#15. Change What You Can & Learn From What You Can’t
You won’t be able to change everything. Work on the things you can change, and move on and learn from what you can’t change.
#16. Always On World
It is important to instill a sense of understanding in your tween about how this mobile world can affect their lives, not just now but into the future. And how to ask for help if they are experiencing bullying or problems online.
Teach them that anonymous does not always remain anonymous, pictures and comments posted now will stay on the internet forever for future employers, partners and families to look at. So before they post, ask them to consider how they would feel if you saw it? And how would they feel if someone posted the same about them.
Try and get them to take a break from screen time, to read for fun, not just study, to hang out with friends or take some exercise or play sport.
Finally, try to learn about the sites and apps that they are using.
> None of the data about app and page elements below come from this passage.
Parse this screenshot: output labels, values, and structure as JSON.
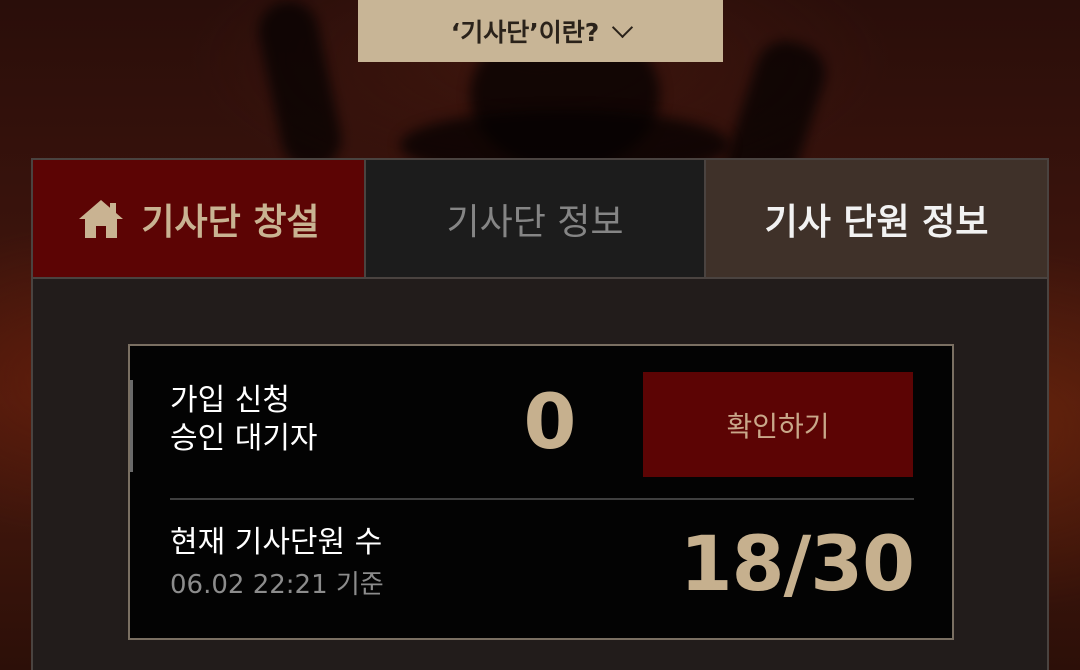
{
  "faq": {
    "label": "‘기사단’이란?",
    "icon": "chevron-down-icon"
  },
  "tabs": {
    "create": {
      "label": "기사단 창설",
      "icon": "home-icon"
    },
    "guild_info": {
      "label": "기사단 정보"
    },
    "member_info": {
      "label": "기사 단원 정보"
    }
  },
  "pending": {
    "label_line1": "가입 신청",
    "label_line2": "승인 대기자",
    "count": "0",
    "confirm_label": "확인하기"
  },
  "members": {
    "label": "현재 기사단원 수",
    "timestamp": "06.02 22:21 기준",
    "count": "18/30"
  },
  "colors": {
    "accent_red": "#5c0404",
    "gold": "#c6b08e",
    "faq_bg": "#c8b596",
    "selected_tab": "#3f3129"
  }
}
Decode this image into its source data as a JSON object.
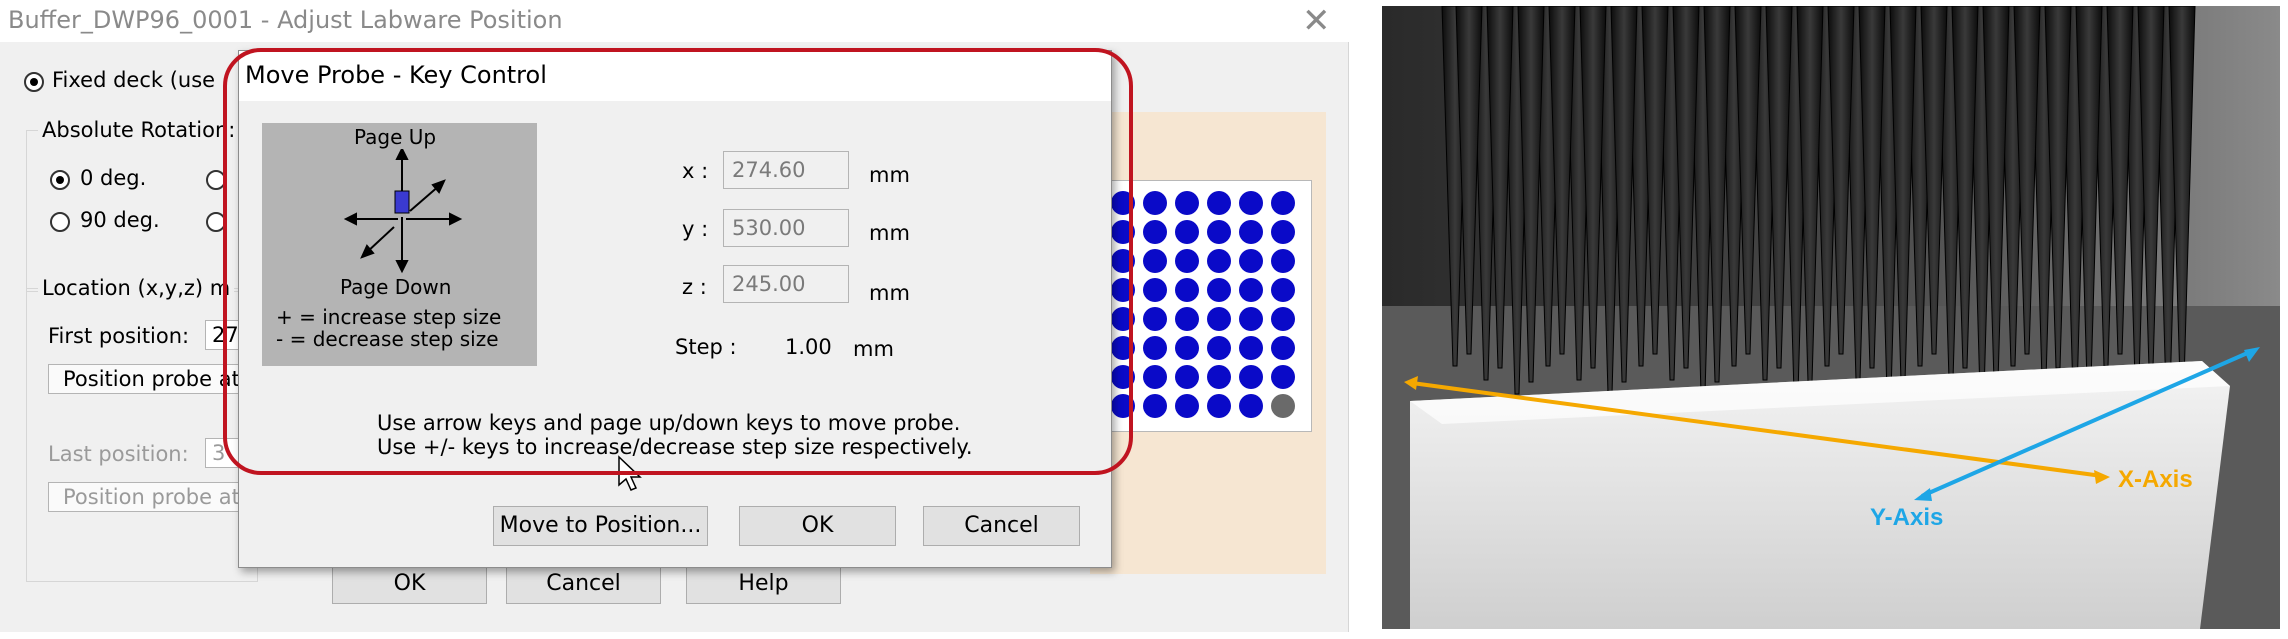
{
  "main_window": {
    "title": "Buffer_DWP96_0001 - Adjust Labware Position",
    "close_glyph": "✕",
    "fixed_deck_label": "Fixed deck (use",
    "rotation_label": "Absolute Rotation:",
    "rot_0_label": "0 deg.",
    "rot_90_label": "90 deg.",
    "location_label": "Location (x,y,z) m",
    "first_position_label": "First position:",
    "first_position_value": "27",
    "position_probe_1": "Position probe at",
    "last_position_label": "Last position:",
    "last_position_value": "3",
    "position_probe_2": "Position probe at",
    "ok_label": "OK",
    "cancel_label": "Cancel",
    "help_label": "Help"
  },
  "dialog": {
    "title": "Move Probe - Key Control",
    "page_up": "Page Up",
    "page_down": "Page Down",
    "plus_hint": "+ = increase step size",
    "minus_hint": "- = decrease step size",
    "x_label": "x :",
    "x_value": "274.60",
    "y_label": "y :",
    "y_value": "530.00",
    "z_label": "z :",
    "z_value": "245.00",
    "unit": "mm",
    "step_label": "Step :",
    "step_value": "1.00",
    "instruction_1": "Use arrow keys and page up/down keys to move probe.",
    "instruction_2": "Use +/- keys to increase/decrease step size respectively.",
    "move_button": "Move to Position...",
    "ok_button": "OK",
    "cancel_button": "Cancel"
  },
  "plate": {
    "well_color": "#0a0ac8",
    "last_well_color": "#6a6a6a"
  },
  "photo": {
    "x_axis_label": "X-Axis",
    "y_axis_label": "Y-Axis",
    "x_axis_color": "#f5a800",
    "y_axis_color": "#1ea6e6"
  },
  "accent": {
    "highlight_color": "#c01420"
  }
}
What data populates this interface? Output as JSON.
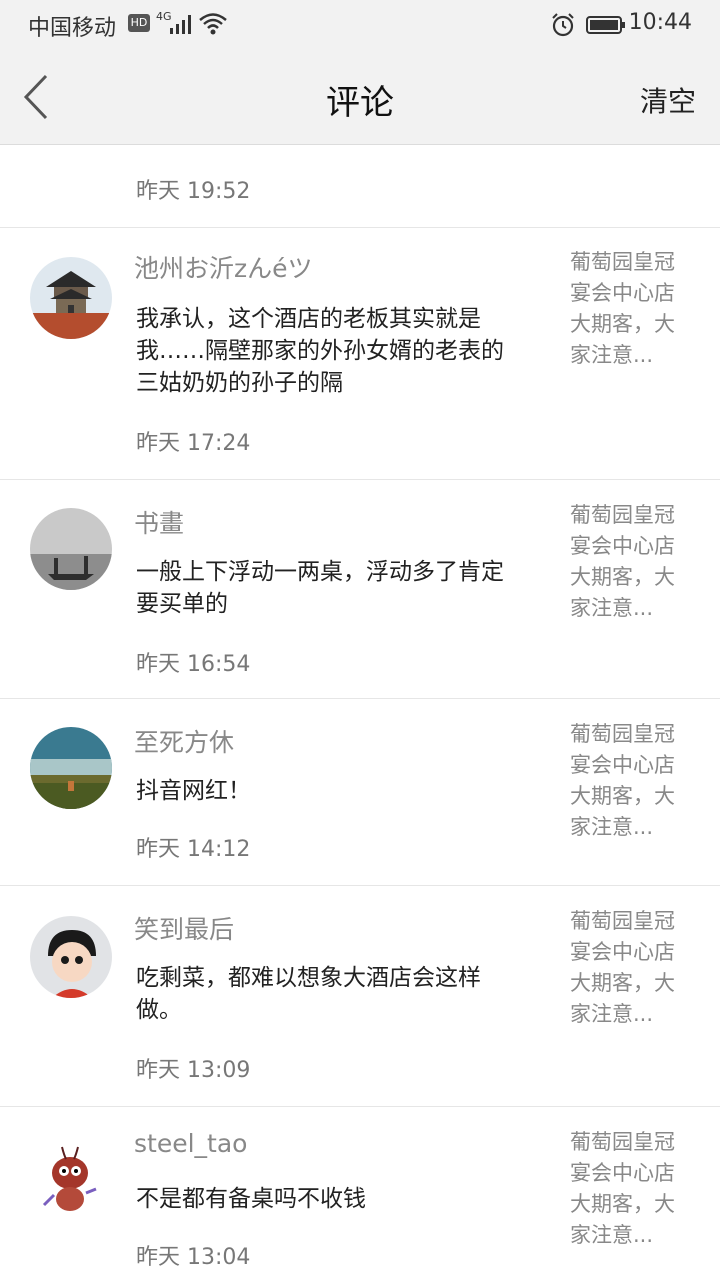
{
  "status_bar": {
    "carrier": "中国移动",
    "hd_label": "HD",
    "network": "4G",
    "time": "10:44"
  },
  "nav": {
    "title": "评论",
    "clear_label": "清空"
  },
  "top_item": {
    "time": "昨天 19:52"
  },
  "comments": [
    {
      "name": "池州お沂zんéツ",
      "text": "我承认，这个酒店的老板其实就是我……隔壁那家的外孙女婿的老表的三姑奶奶的孙子的隔",
      "time": "昨天 17:24",
      "side": "葡萄园皇冠宴会中心店大期客，大家注意..."
    },
    {
      "name": "书畫",
      "text": "一般上下浮动一两桌，浮动多了肯定要买单的",
      "time": "昨天 16:54",
      "side": "葡萄园皇冠宴会中心店大期客，大家注意..."
    },
    {
      "name": "至死方休",
      "text": "抖音网红！",
      "time": "昨天 14:12",
      "side": "葡萄园皇冠宴会中心店大期客，大家注意..."
    },
    {
      "name": "笑到最后",
      "text": "吃剩菜，都难以想象大酒店会这样做。",
      "time": "昨天 13:09",
      "side": "葡萄园皇冠宴会中心店大期客，大家注意..."
    },
    {
      "name": "steel_tao",
      "text": "不是都有备桌吗不收钱",
      "time": "昨天 13:04",
      "side": "葡萄园皇冠宴会中心店大期客，大家注意..."
    }
  ]
}
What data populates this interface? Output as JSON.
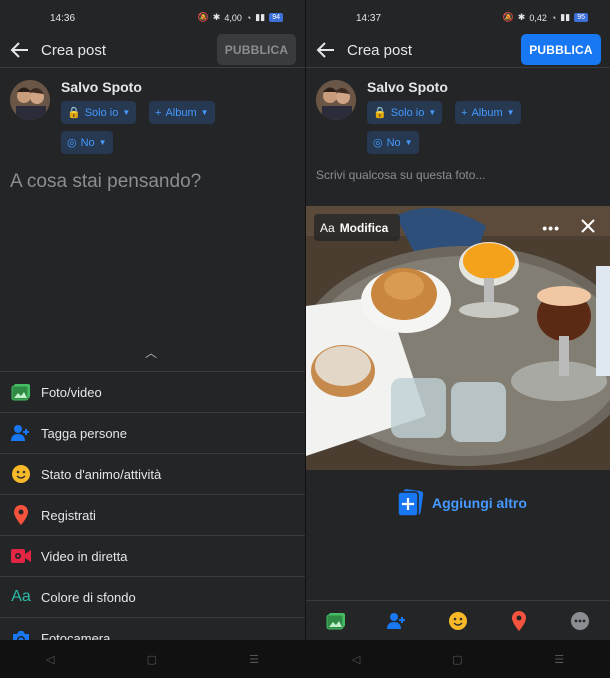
{
  "left": {
    "status": {
      "time": "14:36",
      "speed": "4,00",
      "battery": "94"
    },
    "header": {
      "title": "Crea post",
      "publish_label": "PUBBLICA"
    },
    "user": {
      "name": "Salvo Spoto"
    },
    "chips": {
      "privacy": "Solo io",
      "album": "Album",
      "instagram": "No"
    },
    "composer": {
      "placeholder": "A cosa stai pensando?"
    },
    "menu": [
      {
        "label": "Foto/video",
        "icon": "photo-icon"
      },
      {
        "label": "Tagga persone",
        "icon": "tag-people-icon"
      },
      {
        "label": "Stato d'animo/attività",
        "icon": "emoji-icon"
      },
      {
        "label": "Registrati",
        "icon": "location-pin-icon"
      },
      {
        "label": "Video in diretta",
        "icon": "live-video-icon"
      },
      {
        "label": "Colore di sfondo",
        "icon": "background-color-icon"
      },
      {
        "label": "Fotocamera",
        "icon": "camera-icon"
      }
    ]
  },
  "right": {
    "status": {
      "time": "14:37",
      "speed": "0,42",
      "battery": "95"
    },
    "header": {
      "title": "Crea post",
      "publish_label": "PUBBLICA"
    },
    "user": {
      "name": "Salvo Spoto"
    },
    "chips": {
      "privacy": "Solo io",
      "album": "Album",
      "instagram": "No"
    },
    "composer": {
      "placeholder": "Scrivi qualcosa su questa foto..."
    },
    "photo": {
      "edit_prefix": "Aa",
      "edit_label": "Modifica"
    },
    "add_more_label": "Aggiungi altro"
  },
  "colors": {
    "accent": "#1877f2",
    "link": "#4599ff",
    "background": "#242526"
  }
}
Not all of them are suitable for their age group and they need to understand why that is, which means you need to understand why too!
#17. Sport & Hobbies
It is great to play sport and be part of a team. It will teach you how to work with others, how to lose and win gracefully, how to respect authority. And you can have loads of fun along the way too. At this stage it is great to try out lots of different sports and find what you like best.
Find a hobby that you love doing, you will make new friends from other schools who share your interests. And when you move onto high / secondary school, you will have the advantage of knowing students coming from other schools.
#18. It’s Okay To Have Time Out
Hang out in your room, listen to music, read some comics or books. It’s also okay to still play with toys at your age, so if want to make some Lego, or play with your dolls, just go ahead and do that!
All I ask is that you do everything to the best of your ability.
#19. Do You Want to Hear A Funny Story?
Sometimes injecting humour into a situation can help get the message across much better than shouting and cajoling.
Now your child is getting older, it is okay to tell them stories about your past misdemeanors (within reason) that may make them laugh and help them understand that you were a child once too. It shows them that nobody is perfect and that you trust them enough to share.
- Involve your tween in family purchases for things like computers, holidays etc.
- Get them to help with shopping so they understand the value of money.
- Give them chores so they can earn money to buy the things they want. Here are Chores for Kids by Age to give you an idea what they should be doing at this age.
- Teach them how to save money too, don’t always add the extra to let them have something ‘right now’.
These lessons will stand to them as they grow.
Over to you! Have you any advice you would add? Please share it with us in the comments box below.